I got the Polygon editions of ‘She Died a Lady’ and ‘Hag’s Nook’ for Christmas, but until now all I’d read by him was the earlier Polygon reprint of The Constant Suicides which I principally remember enjoying for its humour and an enjoyably twisty plot. Reading ‘She Died a Lady’ I recognised what I’m assuming is going to be a Dickson Carr hallmark - a larger than life in every way detective.
He’s also turned out to be just the author to suit my current mood. It’s not that these mysteries are especially good - there are clues as to who did it, but there are a couple of loose ends that don’t make much sense as well. Or that the characterisation is particularly good, because it’s not. What is good is the pleasingly gothic atmosphere that Dickson Carr conjures.

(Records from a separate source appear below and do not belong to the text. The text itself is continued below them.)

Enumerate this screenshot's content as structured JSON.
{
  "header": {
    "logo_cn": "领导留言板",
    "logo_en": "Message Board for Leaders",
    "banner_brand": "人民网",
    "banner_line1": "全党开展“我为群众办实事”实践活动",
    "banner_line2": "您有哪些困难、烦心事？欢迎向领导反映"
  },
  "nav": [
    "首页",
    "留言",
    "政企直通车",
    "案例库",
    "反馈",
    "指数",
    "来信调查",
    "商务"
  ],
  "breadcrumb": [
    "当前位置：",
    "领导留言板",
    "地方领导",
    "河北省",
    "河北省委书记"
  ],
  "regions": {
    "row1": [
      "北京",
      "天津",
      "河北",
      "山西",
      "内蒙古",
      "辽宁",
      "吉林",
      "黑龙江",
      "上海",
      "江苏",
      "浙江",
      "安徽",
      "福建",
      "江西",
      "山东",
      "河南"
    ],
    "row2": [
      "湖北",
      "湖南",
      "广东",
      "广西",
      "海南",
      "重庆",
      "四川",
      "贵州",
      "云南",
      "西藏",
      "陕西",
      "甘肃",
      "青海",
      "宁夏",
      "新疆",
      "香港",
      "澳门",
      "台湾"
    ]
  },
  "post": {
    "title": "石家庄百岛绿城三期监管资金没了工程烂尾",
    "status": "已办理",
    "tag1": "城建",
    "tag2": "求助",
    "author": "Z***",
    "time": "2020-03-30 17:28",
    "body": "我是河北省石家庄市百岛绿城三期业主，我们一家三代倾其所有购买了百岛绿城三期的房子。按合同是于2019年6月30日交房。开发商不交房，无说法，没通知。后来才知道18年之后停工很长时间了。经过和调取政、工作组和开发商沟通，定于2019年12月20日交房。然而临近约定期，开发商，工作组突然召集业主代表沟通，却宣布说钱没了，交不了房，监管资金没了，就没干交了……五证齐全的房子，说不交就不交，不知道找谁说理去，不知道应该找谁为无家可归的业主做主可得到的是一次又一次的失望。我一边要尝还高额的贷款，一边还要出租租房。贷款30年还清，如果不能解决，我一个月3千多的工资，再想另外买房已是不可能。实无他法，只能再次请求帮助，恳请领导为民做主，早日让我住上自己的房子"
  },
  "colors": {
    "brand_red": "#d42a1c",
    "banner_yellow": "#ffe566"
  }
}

In ‘She Died A Lady’ the reality of war is building through the sultry summer of 1940. People are beginning to worry but this is before rationing really kicks in or life has changed much for most people. Retired doctor, Luke Croxley is having dinner with his friends the Wainright’s, the tension increased by the presence of Mrs Wainright’s young lover. Even so their apparent suicide halfway through the evening is unexpected.
The mystery is solved by Dr Croxley and eminent barrister Sir Henry Merrivale, who is confined to an electric wheelchair due to a broken toe for most of the book. Sir Henry is the most splendid gargoyle imaginable and is used to excellent comic effect. Dr Croxley is the emotional and moral ballast to the book - a decent man who finds himself in terrible situations and dilemmas so that in the end I cared far more about him than the victims. I’m fairly sure that that’s intended and it’s another thing that makes this book something a bit out of the ordinary.
I also had an odd sense of deja vu reading it - I’m almost sure I’ve watched a film version of this, though a quick search didn’t turn anything up. I know I haven’t read it before, to many details which would have been unforgettable were new to me, but I could almost see the opening scenes in black and white. If it hasn’t been filmed it ought to be - it would be an excellent alternative to mangling Agatha Christie in search of something new.